If you want to get peoples’ attention, just tell them they are going to save money. Sometimes, however, money-saving advice can have some serious long-term downsides. An article in ShopSmart magazine is a good case in point.
ShopSmart is a publication of the Consumer Reports Foundation. They advise consumers how and where to spend their money, based on testing and comparisons of products. In their April 2013 issue, they claim that household cleaning products can be expensive and offer ways to cut back. Then they do something I found very amateurish. They advocate reducing your costs by concocting your own “home brew” of cleaning products.

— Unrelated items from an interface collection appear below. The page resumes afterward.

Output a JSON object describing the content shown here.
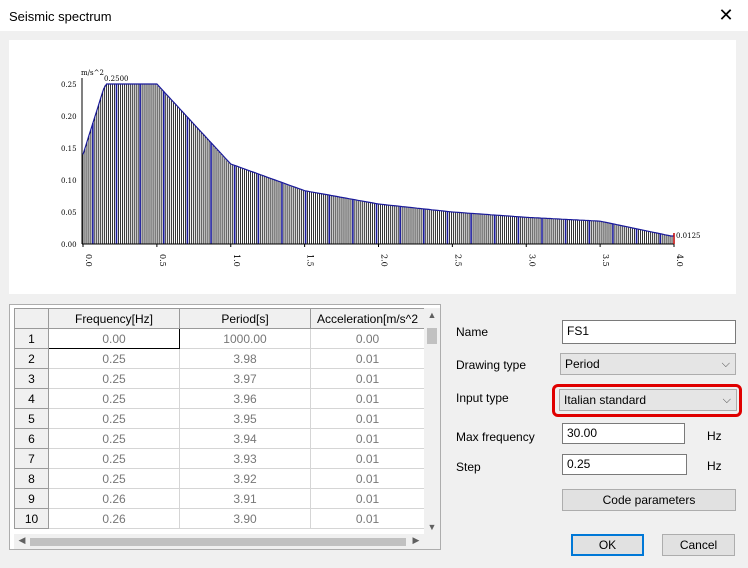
{
  "window": {
    "title": "Seismic spectrum",
    "close_glyph": "✕"
  },
  "chart_data": {
    "type": "bar",
    "ylabel": "m/s^2",
    "xlim": [
      0,
      4.0
    ],
    "ylim": [
      0,
      0.25
    ],
    "yticks": [
      "0.00",
      "0.05",
      "0.10",
      "0.15",
      "0.20",
      "0.25"
    ],
    "xticks": [
      "0.0",
      "0.5",
      "1.0",
      "1.5",
      "2.0",
      "2.5",
      "3.0",
      "3.5",
      "4.0"
    ],
    "annotations": {
      "peak": "0.2500",
      "end": "0.0125"
    },
    "series": [
      {
        "x": [
          0.0,
          0.15,
          0.5,
          1.0,
          1.5,
          2.0,
          2.5,
          3.0,
          3.5,
          3.98
        ],
        "values": [
          0.14,
          0.25,
          0.25,
          0.125,
          0.0833,
          0.0625,
          0.05,
          0.0417,
          0.0357,
          0.0125
        ]
      }
    ],
    "bar_color": "#000000",
    "accent_color": "#1a1a9a",
    "grid": false
  },
  "table": {
    "columns": [
      "Frequency[Hz]",
      "Period[s]",
      "Acceleration[m/s^2"
    ],
    "rows": [
      {
        "n": "1",
        "freq": "0.00",
        "period": "1000.00",
        "acc": "0.00"
      },
      {
        "n": "2",
        "freq": "0.25",
        "period": "3.98",
        "acc": "0.01"
      },
      {
        "n": "3",
        "freq": "0.25",
        "period": "3.97",
        "acc": "0.01"
      },
      {
        "n": "4",
        "freq": "0.25",
        "period": "3.96",
        "acc": "0.01"
      },
      {
        "n": "5",
        "freq": "0.25",
        "period": "3.95",
        "acc": "0.01"
      },
      {
        "n": "6",
        "freq": "0.25",
        "period": "3.94",
        "acc": "0.01"
      },
      {
        "n": "7",
        "freq": "0.25",
        "period": "3.93",
        "acc": "0.01"
      },
      {
        "n": "8",
        "freq": "0.25",
        "period": "3.92",
        "acc": "0.01"
      },
      {
        "n": "9",
        "freq": "0.26",
        "period": "3.91",
        "acc": "0.01"
      },
      {
        "n": "10",
        "freq": "0.26",
        "period": "3.90",
        "acc": "0.01"
      }
    ]
  },
  "form": {
    "name_label": "Name",
    "name_value": "FS1",
    "drawing_type_label": "Drawing type",
    "drawing_type_value": "Period",
    "input_type_label": "Input type",
    "input_type_value": "Italian standard",
    "max_freq_label": "Max frequency",
    "max_freq_value": "30.00",
    "max_freq_unit": "Hz",
    "step_label": "Step",
    "step_value": "0.25",
    "step_unit": "Hz",
    "code_params_label": "Code parameters",
    "ok_label": "OK",
    "cancel_label": "Cancel",
    "highlight_color": "#e00000"
  }
}
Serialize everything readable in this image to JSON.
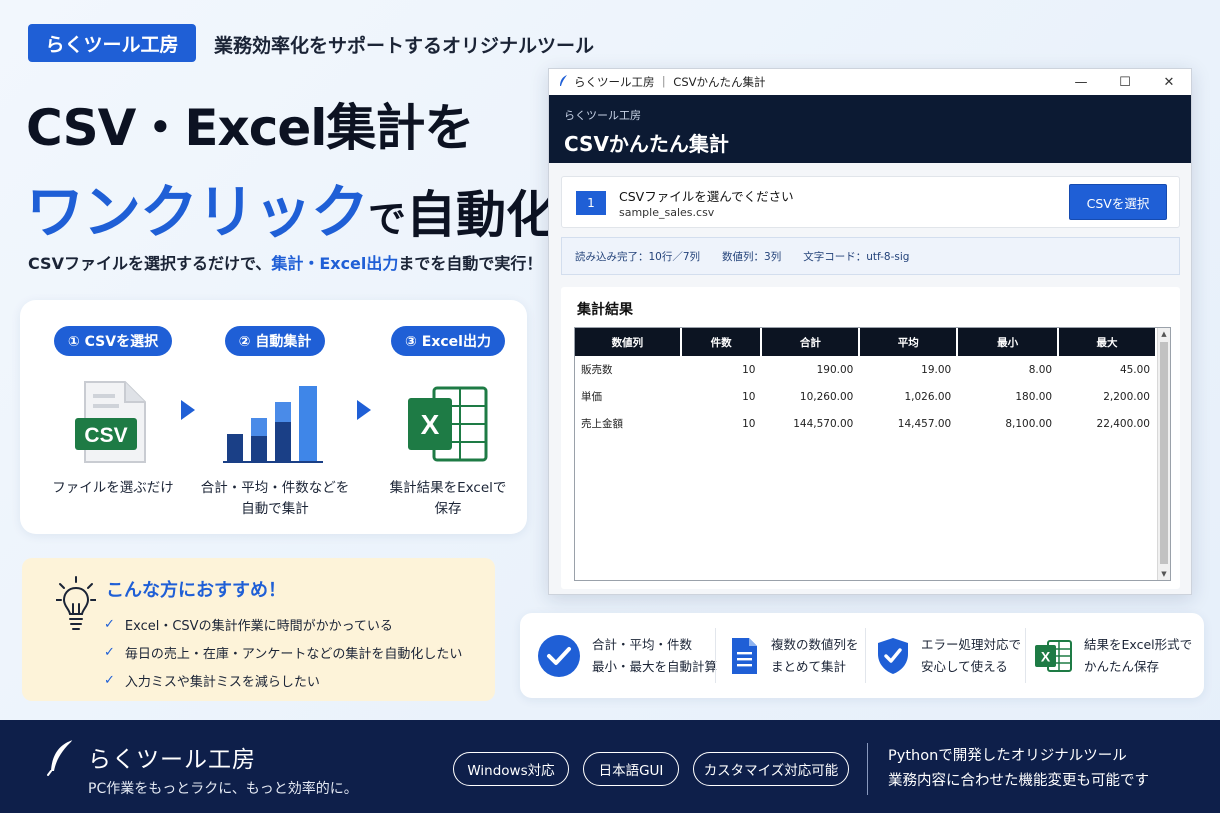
{
  "brand_tag": "らくツール工房",
  "tagline": "業務効率化をサポートするオリジナルツール",
  "hero": {
    "line1": "CSV・Excel集計を",
    "line2_blue": "ワンクリック",
    "line2_de": "で",
    "line2_end": "自動化",
    "sub_before": "CSVファイルを選択するだけで、",
    "sub_highlight": "集計・Excel出力",
    "sub_after": "までを自動で実行！"
  },
  "steps": [
    {
      "badge": "① CSVを選択",
      "icon": "csv-file-icon",
      "icon_text": "CSV",
      "desc": "ファイルを選ぶだけ"
    },
    {
      "badge": "② 自動集計",
      "icon": "bar-chart-icon",
      "desc1": "合計・平均・件数などを",
      "desc2": "自動で集計"
    },
    {
      "badge": "③ Excel出力",
      "icon": "excel-icon",
      "icon_text": "X",
      "desc1": "集計結果をExcelで",
      "desc2": "保存"
    }
  ],
  "recommend": {
    "title": "こんな方におすすめ！",
    "items": [
      "Excel・CSVの集計作業に時間がかかっている",
      "毎日の売上・在庫・アンケートなどの集計を自動化したい",
      "入力ミスや集計ミスを減らしたい"
    ]
  },
  "window": {
    "title": "らくツール工房 ｜ CSVかんたん集計",
    "controls": {
      "minimize": "—",
      "maximize": "☐",
      "close": "✕"
    },
    "header_small": "らくツール工房",
    "header_big": "CSVかんたん集計",
    "step_number": "1",
    "file_label": "CSVファイルを選んでください",
    "file_name": "sample_sales.csv",
    "select_button": "CSVを選択",
    "status": {
      "loaded": "読み込み完了：10行／7列",
      "numeric_cols": "数値列：3列",
      "encoding": "文字コード：utf-8-sig"
    },
    "result_title": "集計結果",
    "table": {
      "headers": [
        "数値列",
        "件数",
        "合計",
        "平均",
        "最小",
        "最大"
      ],
      "rows": [
        [
          "販売数",
          "10",
          "190.00",
          "19.00",
          "8.00",
          "45.00"
        ],
        [
          "単価",
          "10",
          "10,260.00",
          "1,026.00",
          "180.00",
          "2,200.00"
        ],
        [
          "売上金額",
          "10",
          "144,570.00",
          "14,457.00",
          "8,100.00",
          "22,400.00"
        ]
      ]
    }
  },
  "features": [
    {
      "icon": "check-circle-icon",
      "line1": "合計・平均・件数",
      "line2": "最小・最大を自動計算"
    },
    {
      "icon": "document-icon",
      "line1": "複数の数値列を",
      "line2": "まとめて集計"
    },
    {
      "icon": "shield-check-icon",
      "line1": "エラー処理対応で",
      "line2": "安心して使える"
    },
    {
      "icon": "excel-icon",
      "line1": "結果をExcel形式で",
      "line2": "かんたん保存"
    }
  ],
  "footer": {
    "brand": "らくツール工房",
    "slogan": "PC作業をもっとラクに、もっと効率的に。",
    "pills": [
      "Windows対応",
      "日本語GUI",
      "カスタマイズ対応可能"
    ],
    "right_line1": "Pythonで開発したオリジナルツール",
    "right_line2": "業務内容に合わせた機能変更も可能です"
  },
  "colors": {
    "accent": "#1f5fd6",
    "dark_navy": "#0e1f4a",
    "excel_green": "#1e7b45",
    "recommend_bg": "#fdf3d9"
  }
}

That’s bad enough but when I saw where they picked up the recipes for the cleaning products, I was stunned. Red flags, sirens and railroad crossing bells started blasting in my head.

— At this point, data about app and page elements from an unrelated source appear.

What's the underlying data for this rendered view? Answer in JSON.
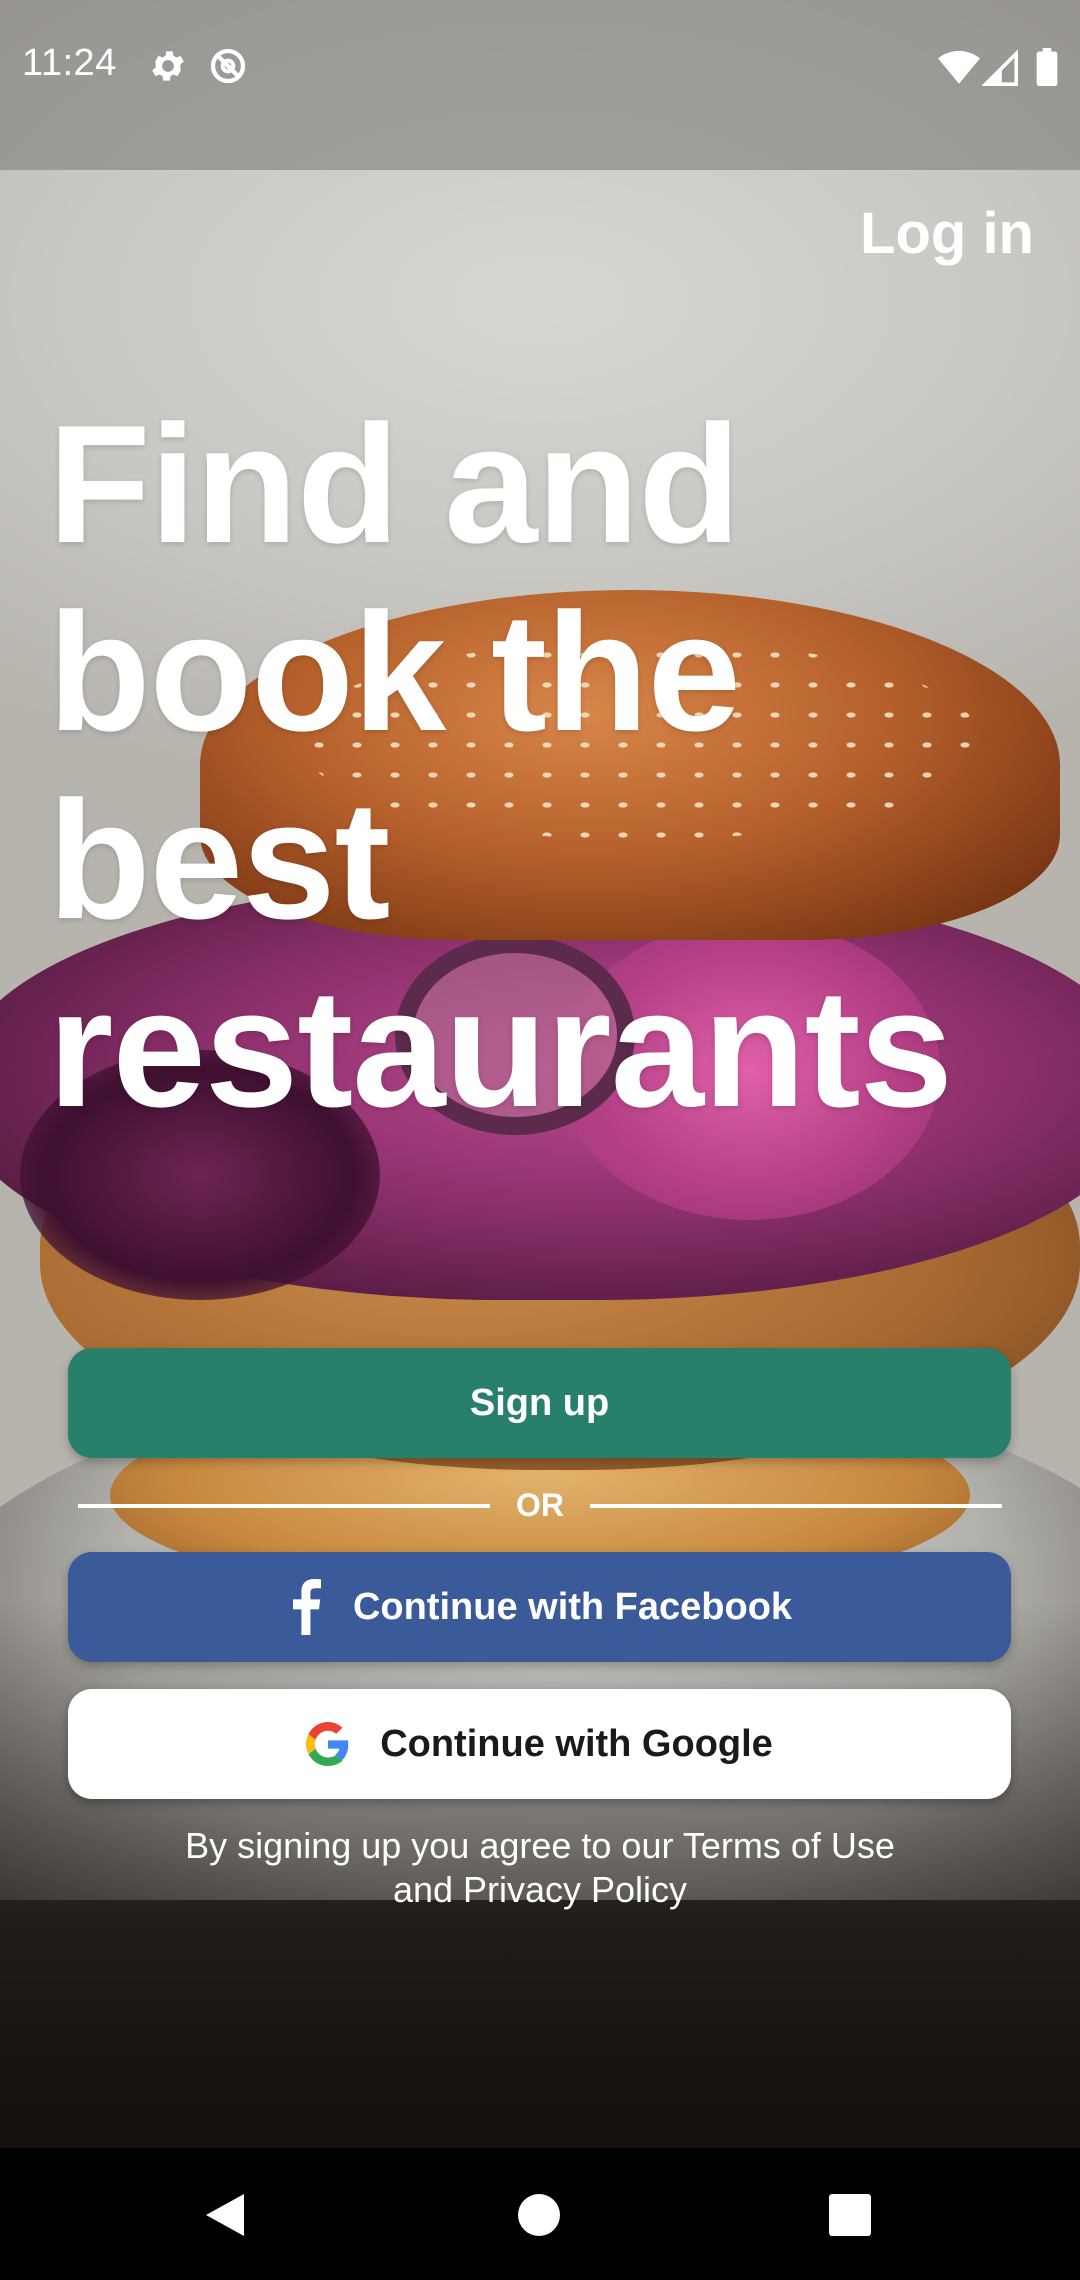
{
  "status_bar": {
    "time": "11:24",
    "left_icons": [
      "gear-icon",
      "do-not-disturb-icon"
    ],
    "right_icons": [
      "wifi-icon",
      "cell-signal-icon",
      "battery-icon"
    ]
  },
  "header": {
    "login_label": "Log in"
  },
  "hero": {
    "headline": "Find and book the best restaurants"
  },
  "actions": {
    "signup_label": "Sign up",
    "divider_label": "OR",
    "facebook_label": "Continue with Facebook",
    "google_label": "Continue with Google"
  },
  "footer": {
    "terms_line1": "By signing up you agree to our Terms of Use",
    "terms_line2": "and Privacy Policy"
  },
  "nav_bar": {
    "buttons": [
      "back-icon",
      "home-icon",
      "recents-icon"
    ]
  },
  "colors": {
    "signup": "#277f6c",
    "facebook": "#3b5a9a",
    "google_bg": "#ffffff"
  }
}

In my opinion, this article is misleading because they ignore what these concoctions do to the surface being cleaned. Sure, vinegar/water or ammonia/water will cut grease but what happens to the surface being cleaned? Brillo pads are good cleaners but there is a reason you don’t use them to wash your car; they will destroy the paint. There is a reason most responsible manufacturers of cleaning products don’t add vinegar to their products and are very careful about adding ammonia; they know that they can damage some surfaces being cleaned. This point is totally absent from the DIY fanatics on the internet. Their cavalier attitude reflects their obsession with saving money, even if it has amateurish (and often disastrous) results.
The most serious damage I am seeing to wood floors these days is from well-intentioned homeowners following this kind of poor advice. When vinegar or ammonia comes in contact with most wood floors, the damage is deep, serious and quick. In the photo, you see the results of vinegar/water combo and it is very costly. That damage is to the wood, not just the finish and can only be removed by a total sand and finish. That homeowner may have saved a few dollars by mixing their own brew but paid more than $1200 in sanding and repair costs. Where is the savings in that formula? Plus, they had to live with a floor that looked like it was a petri dish harboring some fungus.
What makes this conversation even more absurd is the money saving idea of making your own cleaner. I use a wood floor cleaner made by a well-known coatings manufacturer. One gallon (a little more than 20 dollars) will last me a year. That’s less than two dollars per month. The April issue of ShopSmart magazine cost me more than five dollars. If this is what we can expect from ShopSmart, I will see an immediate savings of three dollars per month. Shame on you Consumer Report – we expect better of you.
Michael Purser | © Rosebud Co. 2016